Coach: Jim Boeheim (799-288 at Syracuse, 799-288 overall)
Even Syracuse cannot lose Jonny Flynn, Eric Devendorf and Paul Harris and get better. Usually the Orange will bring in yet another superb recruiting class and be back in the NCAA Tournament. Making the big dance is certainly the goal as always this year, but there is no super recruit who is ready to come in and make an impact and the Orange will be a far less talented team this year than they were last year.
Key Losses: G Eric Devendorf, G Jonny Flynn, F Paul Harris, F Kristof Ongenaet
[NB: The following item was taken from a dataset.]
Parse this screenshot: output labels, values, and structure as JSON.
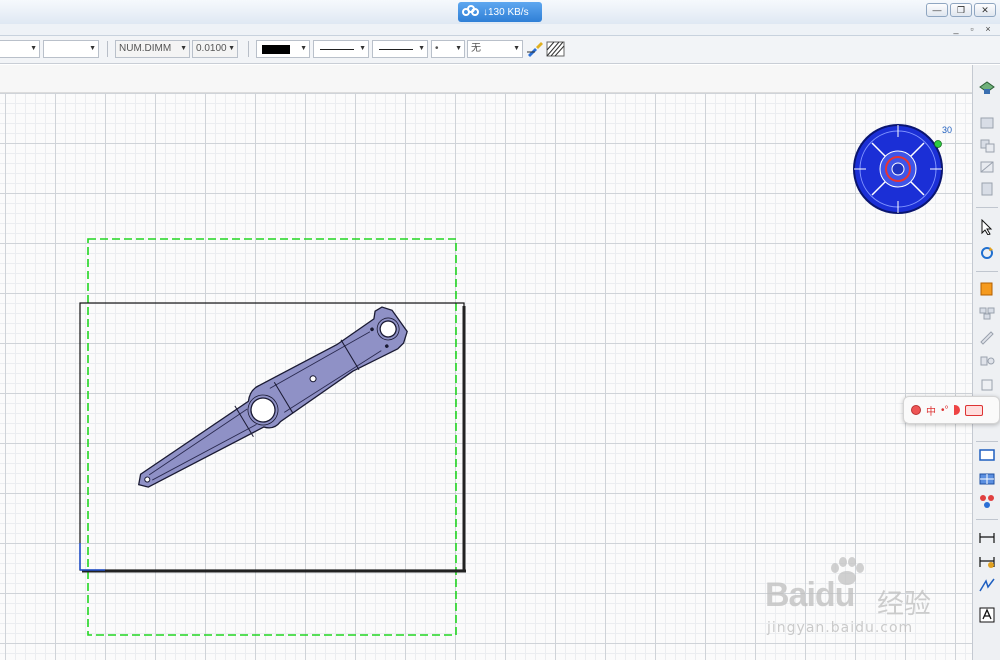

The top three scorers may be gone, but Syracuse does not lack a scoring punch thanks to the return of Andy Rautins. Rautins only started ten games last year, but he is a superb outside shooter who managed to tally 10.5 points per game despite so much talent in front of him. The only problem with Rautins game is the fact that he is a pretty much just an outside shooter. Without Flynn or Harris driving to the basket, it may be more difficult for Rautins to find open looks this season. Mookie Jones only played in nine games last year and was redshirted, but the 6-6 wing is a dynamic scorer who could be the answer at the small forward position.
The focus on Coach Jim Boeheim’s team will switch to the frontcourt this season due to the return of Arinze Onuaku and Rick Jackson. Onuaku averaged 10.3 points and 7.3 rebounds last year and could average a double-double during his senior season. Rick Jackson turned into a perfect complimentary player to Onuaku last season. He may not score as much or grab as many rebounds, but Jackson will certainly do plenty of both. Where Jackson really shines is on the defensive end of the floor. While the opposing offense worries about getting past the 6-9, 275 pound Onuaku, Jackson will come from the weak side and block a couple shots per game. Kris Joseph had a promising freshman campaign and should be a capable backup after tallying 3.4 points and 2.4 rebounds in limited action last season.
Who’s In for Syracuse:
Forward DaShonte Riley highlights the group of incoming freshmen. The 6-11 Detroit, Michigan native will be a dominating interior presence in the years to come, but he is a little raw and will need some time to develop. And that works out fine in an Orange frontcourt that is full of talent. James Southerland is not as highly touted as Riley, but the 6-7 forward could work his way into the regular rotation at some point. The other incoming freshman is combo guard Brandon Triche, who may be pressed into action early. While the incoming freshmen might spend some time paying their dues, Wesley Johnson, a 6-7 transfer from Iowa State, is expected to contribute immediately.
Scoop Jardine did a decent job running the point on a part-time basis two years ago, but he missed all of last season. He has been working hard to become a leader and a better ballhandler and he must turn into a scoring threat as well as a quality point guard if Syracuse hopes to go back to the NCAA Tournament.
Final 2009-2010 Syracuse Projection:
If Jardine can manage to be a productive point guard and be a halfway decent scorer, the Orange have the weapons to make it back to the big dance. Syracuse has some great players in the frontcourt who will now step into the limelight and that should give Rautins plenty of open looks while the opposition attempts to clog the paint. However, the lack of depth on the perimeter is a concern and that could prove to be the difference between the NCAA and the NIT.